*** Opening of Material shown ***

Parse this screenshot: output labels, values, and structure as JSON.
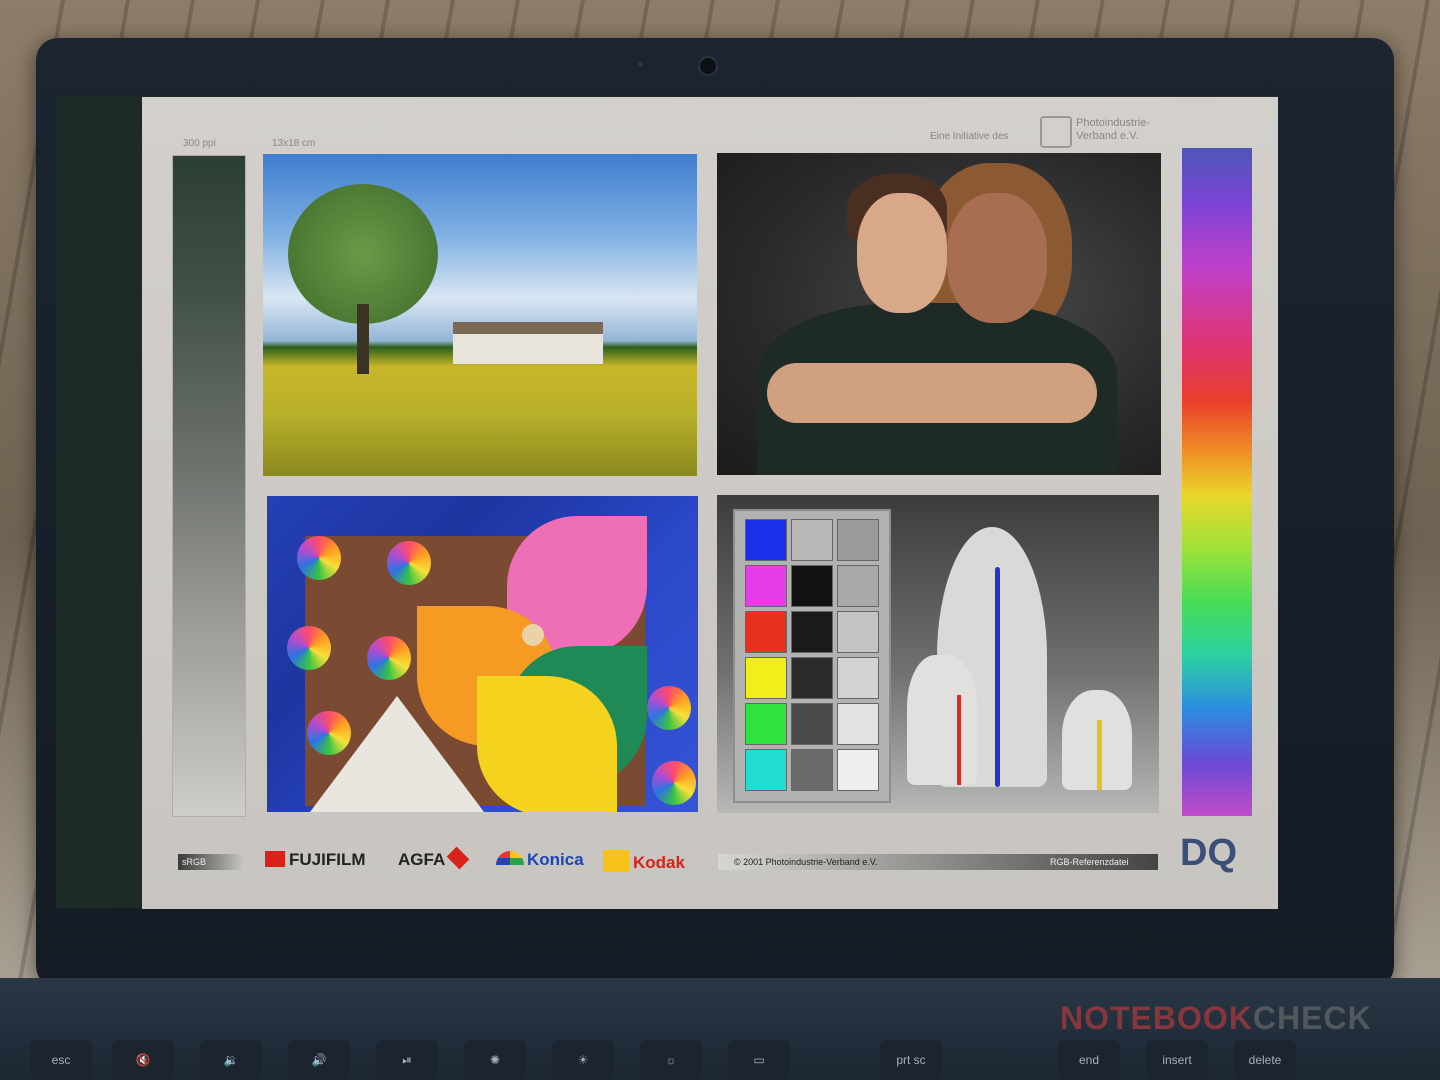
{
  "chart_header": {
    "resolution": "300 ppi",
    "size": "13x18 cm",
    "initiative": "Eine Initiative des",
    "org_line1": "Photoindustrie-",
    "org_line2": "Verband e.V."
  },
  "footer": {
    "srgb": "sRGB",
    "fujifilm": "FUJIFILM",
    "agfa": "AGFA",
    "konica": "Konica",
    "kodak": "Kodak",
    "copyright": "© 2001  Photoindustrie-Verband e.V.",
    "reference": "RGB-Referenzdatei",
    "dq_logo": "DQ"
  },
  "keyboard": {
    "keys": [
      "esc",
      "",
      "",
      "",
      "",
      "",
      "",
      "",
      "prt sc",
      "end",
      "insert",
      "delete"
    ]
  },
  "watermark": {
    "brand_a": "NOTEBOOK",
    "brand_b": "CHECK"
  },
  "colors": {
    "swatches": [
      "#1a2fe8",
      "#e83ce8",
      "#e8301e",
      "#f3ee1a",
      "#2ee33c",
      "#23dcd4"
    ]
  }
}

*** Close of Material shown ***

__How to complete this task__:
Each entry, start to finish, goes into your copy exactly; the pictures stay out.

__The completed task__:
Parse this screenshot: output labels, values, and structure as JSON.
{
  "chart_header": {
    "resolution": "300 ppi",
    "size": "13x18 cm",
    "initiative": "Eine Initiative des",
    "org_line1": "Photoindustrie-",
    "org_line2": "Verband e.V."
  },
  "footer": {
    "srgb": "sRGB",
    "fujifilm": "FUJIFILM",
    "agfa": "AGFA",
    "konica": "Konica",
    "kodak": "Kodak",
    "copyright": "© 2001  Photoindustrie-Verband e.V.",
    "reference": "RGB-Referenzdatei",
    "dq_logo": "DQ"
  },
  "keyboard": {
    "keys": [
      "esc",
      "",
      "",
      "",
      "",
      "",
      "",
      "",
      "prt sc",
      "end",
      "insert",
      "delete"
    ]
  },
  "watermark": {
    "brand_a": "NOTEBOOK",
    "brand_b": "CHECK"
  },
  "colors": {
    "swatches": [
      "#1a2fe8",
      "#e83ce8",
      "#e8301e",
      "#f3ee1a",
      "#2ee33c",
      "#23dcd4"
    ]
  }
}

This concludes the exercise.